But exactly the opposite mode of thinking is required. If we define the common interests of mankind from the standpoint of the future—of a vision of where we intend mankind to be in 10, 100, or 1,000 years—then we can imagine a higher level of reason, on which conflicts on a lower level are resolved. China’s initiative for a New Silk Road—in which all countries can participate in win-win cooperation—proceeds precisely from this approach.
It will very soon be clear that President Trump can only realize his promise to rebuild U.S. infrastructure if countries with great expertise in this area, such as China, Japan, and Germany, participate in the process. In the same way, it is already clear that the further disintegration of Europe can only be stopped if European nations, along with China, decide to build up the Balkans and Southern Europe as part of the expansion of the New Silk Road. The conflict on the Korean peninsula is only solvable if North and South Korea return to a common strategy for development, which had been ended, under pressure from the Obama Administration, by the recently impeached President of South Korea, Park Geun-hye. This is only conceivable if the two Koreas are embedded in the dynamic of the new Silk Road.

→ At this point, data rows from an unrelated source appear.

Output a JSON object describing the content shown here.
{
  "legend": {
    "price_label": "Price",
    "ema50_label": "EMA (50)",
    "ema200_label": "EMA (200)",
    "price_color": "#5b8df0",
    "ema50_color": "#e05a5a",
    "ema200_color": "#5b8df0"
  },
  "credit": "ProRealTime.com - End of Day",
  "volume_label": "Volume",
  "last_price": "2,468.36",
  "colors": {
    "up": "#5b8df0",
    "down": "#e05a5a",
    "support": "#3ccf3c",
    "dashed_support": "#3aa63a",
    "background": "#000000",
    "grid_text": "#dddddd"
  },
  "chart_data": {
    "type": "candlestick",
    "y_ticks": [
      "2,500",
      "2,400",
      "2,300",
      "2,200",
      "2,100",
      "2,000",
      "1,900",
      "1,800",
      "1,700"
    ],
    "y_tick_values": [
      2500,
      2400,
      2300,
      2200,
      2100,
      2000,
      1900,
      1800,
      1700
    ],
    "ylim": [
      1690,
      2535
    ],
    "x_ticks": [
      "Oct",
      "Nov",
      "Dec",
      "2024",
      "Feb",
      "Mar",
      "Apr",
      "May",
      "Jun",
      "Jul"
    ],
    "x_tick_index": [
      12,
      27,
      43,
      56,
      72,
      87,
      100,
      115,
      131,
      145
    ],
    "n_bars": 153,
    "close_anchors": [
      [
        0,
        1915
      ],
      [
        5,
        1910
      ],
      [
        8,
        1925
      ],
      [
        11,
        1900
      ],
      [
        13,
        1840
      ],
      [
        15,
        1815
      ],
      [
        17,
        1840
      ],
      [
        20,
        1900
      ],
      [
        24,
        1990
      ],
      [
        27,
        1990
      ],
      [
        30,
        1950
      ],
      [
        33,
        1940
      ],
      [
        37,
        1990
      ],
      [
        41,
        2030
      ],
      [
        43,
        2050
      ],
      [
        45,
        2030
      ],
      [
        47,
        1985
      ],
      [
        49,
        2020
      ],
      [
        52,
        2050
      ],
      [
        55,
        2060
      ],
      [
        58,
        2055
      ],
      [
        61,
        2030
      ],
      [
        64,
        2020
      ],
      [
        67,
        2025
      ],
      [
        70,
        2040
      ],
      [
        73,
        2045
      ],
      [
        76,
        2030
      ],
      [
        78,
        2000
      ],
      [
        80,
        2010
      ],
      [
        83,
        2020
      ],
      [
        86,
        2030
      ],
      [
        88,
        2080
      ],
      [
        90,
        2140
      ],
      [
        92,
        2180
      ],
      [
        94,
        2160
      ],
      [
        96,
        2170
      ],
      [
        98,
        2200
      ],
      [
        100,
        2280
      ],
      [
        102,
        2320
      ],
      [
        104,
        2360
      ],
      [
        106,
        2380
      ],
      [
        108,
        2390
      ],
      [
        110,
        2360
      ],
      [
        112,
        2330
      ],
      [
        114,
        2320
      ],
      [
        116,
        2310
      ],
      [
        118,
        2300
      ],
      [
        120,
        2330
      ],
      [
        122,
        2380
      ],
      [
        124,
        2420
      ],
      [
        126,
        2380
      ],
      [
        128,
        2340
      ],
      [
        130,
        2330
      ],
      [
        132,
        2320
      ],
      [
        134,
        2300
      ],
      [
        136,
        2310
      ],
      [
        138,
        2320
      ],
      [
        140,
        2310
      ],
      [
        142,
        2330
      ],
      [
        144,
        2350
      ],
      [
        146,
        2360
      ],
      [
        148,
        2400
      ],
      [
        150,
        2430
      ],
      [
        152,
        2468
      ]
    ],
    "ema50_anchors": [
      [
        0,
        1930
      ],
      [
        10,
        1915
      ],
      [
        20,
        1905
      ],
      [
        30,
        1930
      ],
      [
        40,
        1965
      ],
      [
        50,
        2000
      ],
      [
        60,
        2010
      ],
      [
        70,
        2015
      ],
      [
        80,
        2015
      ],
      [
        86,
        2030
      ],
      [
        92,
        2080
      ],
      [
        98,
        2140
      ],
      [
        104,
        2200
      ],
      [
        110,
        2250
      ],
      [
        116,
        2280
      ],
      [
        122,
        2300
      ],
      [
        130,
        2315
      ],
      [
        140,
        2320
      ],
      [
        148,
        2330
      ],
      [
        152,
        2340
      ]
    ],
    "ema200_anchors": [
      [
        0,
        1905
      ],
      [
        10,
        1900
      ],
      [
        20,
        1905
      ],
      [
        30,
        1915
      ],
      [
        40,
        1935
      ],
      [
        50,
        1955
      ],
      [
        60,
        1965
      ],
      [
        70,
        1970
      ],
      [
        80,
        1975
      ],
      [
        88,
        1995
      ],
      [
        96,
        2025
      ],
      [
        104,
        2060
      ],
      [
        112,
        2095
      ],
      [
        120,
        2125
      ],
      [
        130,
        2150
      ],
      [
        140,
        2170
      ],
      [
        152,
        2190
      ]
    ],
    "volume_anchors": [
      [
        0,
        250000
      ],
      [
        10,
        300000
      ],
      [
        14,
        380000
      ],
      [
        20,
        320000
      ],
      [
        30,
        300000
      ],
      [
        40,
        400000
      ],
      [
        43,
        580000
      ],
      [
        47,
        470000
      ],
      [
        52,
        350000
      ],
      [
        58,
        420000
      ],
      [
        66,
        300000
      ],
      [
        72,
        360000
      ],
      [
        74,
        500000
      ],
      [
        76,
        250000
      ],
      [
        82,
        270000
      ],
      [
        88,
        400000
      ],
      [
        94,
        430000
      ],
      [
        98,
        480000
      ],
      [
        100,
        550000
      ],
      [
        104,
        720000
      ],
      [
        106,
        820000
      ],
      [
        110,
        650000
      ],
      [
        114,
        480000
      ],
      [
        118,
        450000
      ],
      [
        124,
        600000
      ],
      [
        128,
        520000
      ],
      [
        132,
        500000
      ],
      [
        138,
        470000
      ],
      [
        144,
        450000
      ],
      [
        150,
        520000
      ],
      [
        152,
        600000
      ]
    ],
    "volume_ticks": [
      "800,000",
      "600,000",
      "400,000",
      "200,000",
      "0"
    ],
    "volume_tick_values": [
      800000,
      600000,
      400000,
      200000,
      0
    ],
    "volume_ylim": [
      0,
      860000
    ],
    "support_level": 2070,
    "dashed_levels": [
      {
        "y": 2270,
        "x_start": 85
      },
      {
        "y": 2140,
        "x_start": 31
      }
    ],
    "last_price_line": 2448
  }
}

And Europe could perhaps again evoke a western community of values, if it gave up its unspeakable attempts to make horrific deals to organize reception camps for refugees—which have become detention camps—and instead participatedin a workable development strategy for Southwest Asia and Africa. But this presupposes that the representatives of the arrogant, neoliberal, trans-Atlantic Establishment come down off their high horses—or are replaced by other political forces.
This might appear unrealistic to many people today, but the moment in universal history has come, in which the best ideas that mankind’s greatest thinkers have brought forward, must be put into practice. One of the most important conceptions of this kind is the method of thinking that Nicholas of Cusa developed with his coincidentia oppositorum, the coincidence of opposites. Nicholas fully realized—and he wrote of it—that what he was thinking had never been conceived by anyone else. But with this scientific method, he not only laid the basis for the Treaty of Westphalia, but also for the creation of new discoveries in science and Classical art.
If we are to solve the problems of mankind today, we have to start from Cusa’s approach, an approach much like that of Confucianism, on which Chinese President Xi Jinping’s vision is based. To better understand this approach, Cusa’s De Docta Ignorantia and his associated memorandum in its defense are highly recommended readings.